◆ **PROBLEM TO WORK ON**
Every entry below should be returned exactly as it appears, with pictures left out.

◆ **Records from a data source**
>>>

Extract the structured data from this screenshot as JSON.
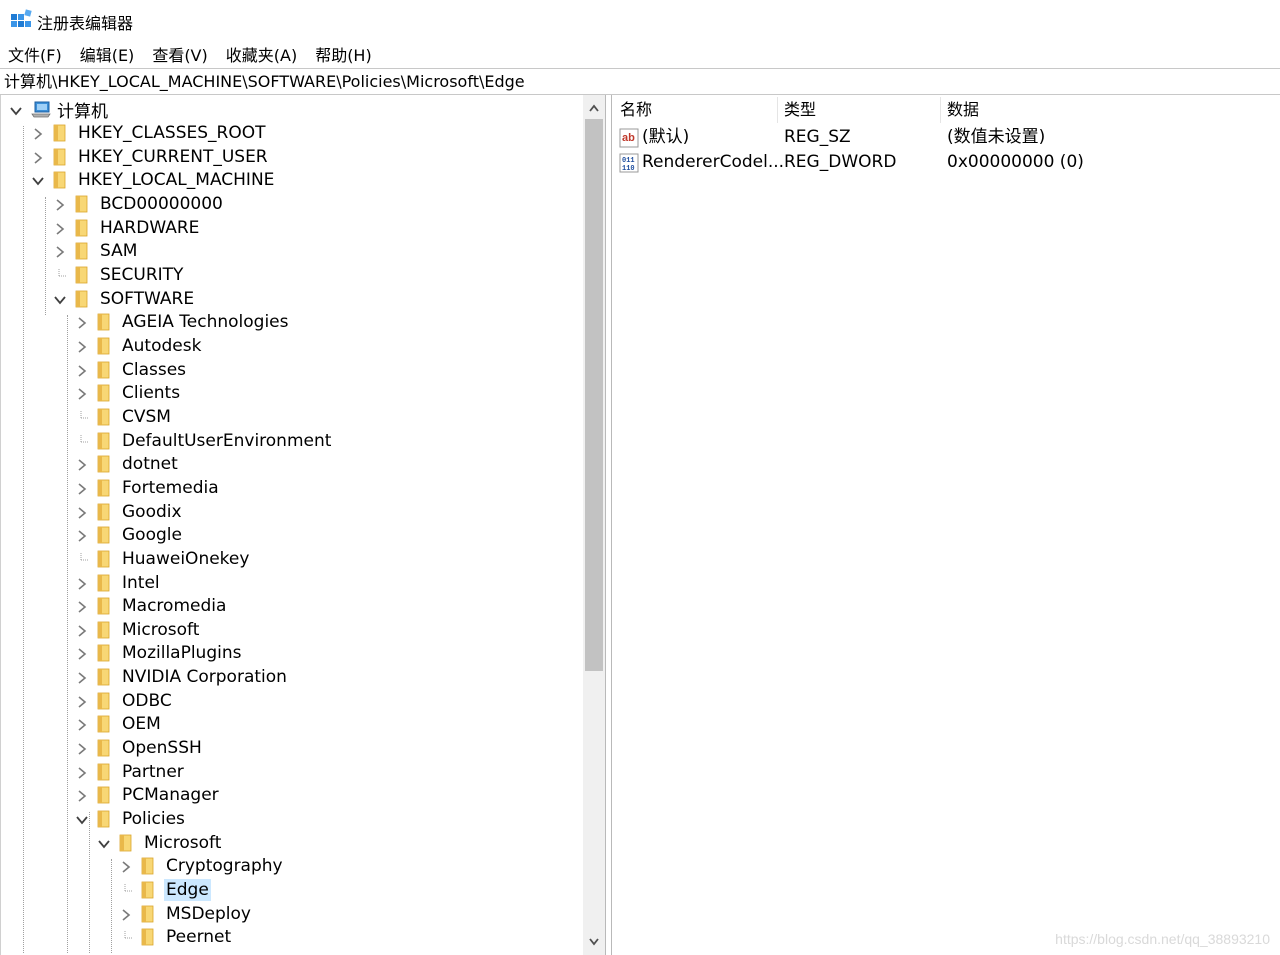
{
  "window": {
    "title": "注册表编辑器"
  },
  "menu": [
    "文件(F)",
    "编辑(E)",
    "查看(V)",
    "收藏夹(A)",
    "帮助(H)"
  ],
  "address": "计算机\\HKEY_LOCAL_MACHINE\\SOFTWARE\\Policies\\Microsoft\\Edge",
  "tree": {
    "root": "计算机",
    "nodes": [
      {
        "label": "HKEY_CLASSES_ROOT",
        "depth": 1,
        "state": "collapsed"
      },
      {
        "label": "HKEY_CURRENT_USER",
        "depth": 1,
        "state": "collapsed"
      },
      {
        "label": "HKEY_LOCAL_MACHINE",
        "depth": 1,
        "state": "expanded"
      },
      {
        "label": "BCD00000000",
        "depth": 2,
        "state": "collapsed"
      },
      {
        "label": "HARDWARE",
        "depth": 2,
        "state": "collapsed"
      },
      {
        "label": "SAM",
        "depth": 2,
        "state": "collapsed"
      },
      {
        "label": "SECURITY",
        "depth": 2,
        "state": "leaf"
      },
      {
        "label": "SOFTWARE",
        "depth": 2,
        "state": "expanded"
      },
      {
        "label": "AGEIA Technologies",
        "depth": 3,
        "state": "collapsed"
      },
      {
        "label": "Autodesk",
        "depth": 3,
        "state": "collapsed"
      },
      {
        "label": "Classes",
        "depth": 3,
        "state": "collapsed"
      },
      {
        "label": "Clients",
        "depth": 3,
        "state": "collapsed"
      },
      {
        "label": "CVSM",
        "depth": 3,
        "state": "leaf"
      },
      {
        "label": "DefaultUserEnvironment",
        "depth": 3,
        "state": "leaf"
      },
      {
        "label": "dotnet",
        "depth": 3,
        "state": "collapsed"
      },
      {
        "label": "Fortemedia",
        "depth": 3,
        "state": "collapsed"
      },
      {
        "label": "Goodix",
        "depth": 3,
        "state": "collapsed"
      },
      {
        "label": "Google",
        "depth": 3,
        "state": "collapsed"
      },
      {
        "label": "HuaweiOnekey",
        "depth": 3,
        "state": "leaf"
      },
      {
        "label": "Intel",
        "depth": 3,
        "state": "collapsed"
      },
      {
        "label": "Macromedia",
        "depth": 3,
        "state": "collapsed"
      },
      {
        "label": "Microsoft",
        "depth": 3,
        "state": "collapsed"
      },
      {
        "label": "MozillaPlugins",
        "depth": 3,
        "state": "collapsed"
      },
      {
        "label": "NVIDIA Corporation",
        "depth": 3,
        "state": "collapsed"
      },
      {
        "label": "ODBC",
        "depth": 3,
        "state": "collapsed"
      },
      {
        "label": "OEM",
        "depth": 3,
        "state": "collapsed"
      },
      {
        "label": "OpenSSH",
        "depth": 3,
        "state": "collapsed"
      },
      {
        "label": "Partner",
        "depth": 3,
        "state": "collapsed"
      },
      {
        "label": "PCManager",
        "depth": 3,
        "state": "collapsed"
      },
      {
        "label": "Policies",
        "depth": 3,
        "state": "expanded"
      },
      {
        "label": "Microsoft",
        "depth": 4,
        "state": "expanded"
      },
      {
        "label": "Cryptography",
        "depth": 5,
        "state": "collapsed"
      },
      {
        "label": "Edge",
        "depth": 5,
        "state": "leaf",
        "selected": true
      },
      {
        "label": "MSDeploy",
        "depth": 5,
        "state": "collapsed"
      },
      {
        "label": "Peernet",
        "depth": 5,
        "state": "leaf"
      }
    ]
  },
  "values": {
    "headers": [
      "名称",
      "类型",
      "数据"
    ],
    "rows": [
      {
        "name": "(默认)",
        "type": "REG_SZ",
        "data": "(数值未设置)",
        "icon": "string-value-icon"
      },
      {
        "name": "RendererCodel...",
        "type": "REG_DWORD",
        "data": "0x00000000 (0)",
        "icon": "binary-value-icon"
      }
    ]
  },
  "watermark": "https://blog.csdn.net/qq_38893210",
  "colors": {
    "selection": "#cce8ff",
    "folder": "#f8d775",
    "scroll_thumb": "#c2c2c2"
  }
}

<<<

◆ **RESULT OF THE TASK**
Extract the structured data from this screenshot as JSON.
{
  "window": {
    "title": "注册表编辑器"
  },
  "menu": [
    "文件(F)",
    "编辑(E)",
    "查看(V)",
    "收藏夹(A)",
    "帮助(H)"
  ],
  "address": "计算机\\HKEY_LOCAL_MACHINE\\SOFTWARE\\Policies\\Microsoft\\Edge",
  "tree": {
    "root": "计算机",
    "nodes": [
      {
        "label": "HKEY_CLASSES_ROOT",
        "depth": 1,
        "state": "collapsed"
      },
      {
        "label": "HKEY_CURRENT_USER",
        "depth": 1,
        "state": "collapsed"
      },
      {
        "label": "HKEY_LOCAL_MACHINE",
        "depth": 1,
        "state": "expanded"
      },
      {
        "label": "BCD00000000",
        "depth": 2,
        "state": "collapsed"
      },
      {
        "label": "HARDWARE",
        "depth": 2,
        "state": "collapsed"
      },
      {
        "label": "SAM",
        "depth": 2,
        "state": "collapsed"
      },
      {
        "label": "SECURITY",
        "depth": 2,
        "state": "leaf"
      },
      {
        "label": "SOFTWARE",
        "depth": 2,
        "state": "expanded"
      },
      {
        "label": "AGEIA Technologies",
        "depth": 3,
        "state": "collapsed"
      },
      {
        "label": "Autodesk",
        "depth": 3,
        "state": "collapsed"
      },
      {
        "label": "Classes",
        "depth": 3,
        "state": "collapsed"
      },
      {
        "label": "Clients",
        "depth": 3,
        "state": "collapsed"
      },
      {
        "label": "CVSM",
        "depth": 3,
        "state": "leaf"
      },
      {
        "label": "DefaultUserEnvironment",
        "depth": 3,
        "state": "leaf"
      },
      {
        "label": "dotnet",
        "depth": 3,
        "state": "collapsed"
      },
      {
        "label": "Fortemedia",
        "depth": 3,
        "state": "collapsed"
      },
      {
        "label": "Goodix",
        "depth": 3,
        "state": "collapsed"
      },
      {
        "label": "Google",
        "depth": 3,
        "state": "collapsed"
      },
      {
        "label": "HuaweiOnekey",
        "depth": 3,
        "state": "leaf"
      },
      {
        "label": "Intel",
        "depth": 3,
        "state": "collapsed"
      },
      {
        "label": "Macromedia",
        "depth": 3,
        "state": "collapsed"
      },
      {
        "label": "Microsoft",
        "depth": 3,
        "state": "collapsed"
      },
      {
        "label": "MozillaPlugins",
        "depth": 3,
        "state": "collapsed"
      },
      {
        "label": "NVIDIA Corporation",
        "depth": 3,
        "state": "collapsed"
      },
      {
        "label": "ODBC",
        "depth": 3,
        "state": "collapsed"
      },
      {
        "label": "OEM",
        "depth": 3,
        "state": "collapsed"
      },
      {
        "label": "OpenSSH",
        "depth": 3,
        "state": "collapsed"
      },
      {
        "label": "Partner",
        "depth": 3,
        "state": "collapsed"
      },
      {
        "label": "PCManager",
        "depth": 3,
        "state": "collapsed"
      },
      {
        "label": "Policies",
        "depth": 3,
        "state": "expanded"
      },
      {
        "label": "Microsoft",
        "depth": 4,
        "state": "expanded"
      },
      {
        "label": "Cryptography",
        "depth": 5,
        "state": "collapsed"
      },
      {
        "label": "Edge",
        "depth": 5,
        "state": "leaf",
        "selected": true
      },
      {
        "label": "MSDeploy",
        "depth": 5,
        "state": "collapsed"
      },
      {
        "label": "Peernet",
        "depth": 5,
        "state": "leaf"
      }
    ]
  },
  "values": {
    "headers": [
      "名称",
      "类型",
      "数据"
    ],
    "rows": [
      {
        "name": "(默认)",
        "type": "REG_SZ",
        "data": "(数值未设置)",
        "icon": "string-value-icon"
      },
      {
        "name": "RendererCodel...",
        "type": "REG_DWORD",
        "data": "0x00000000 (0)",
        "icon": "binary-value-icon"
      }
    ]
  },
  "watermark": "https://blog.csdn.net/qq_38893210",
  "colors": {
    "selection": "#cce8ff",
    "folder": "#f8d775",
    "scroll_thumb": "#c2c2c2"
  }
}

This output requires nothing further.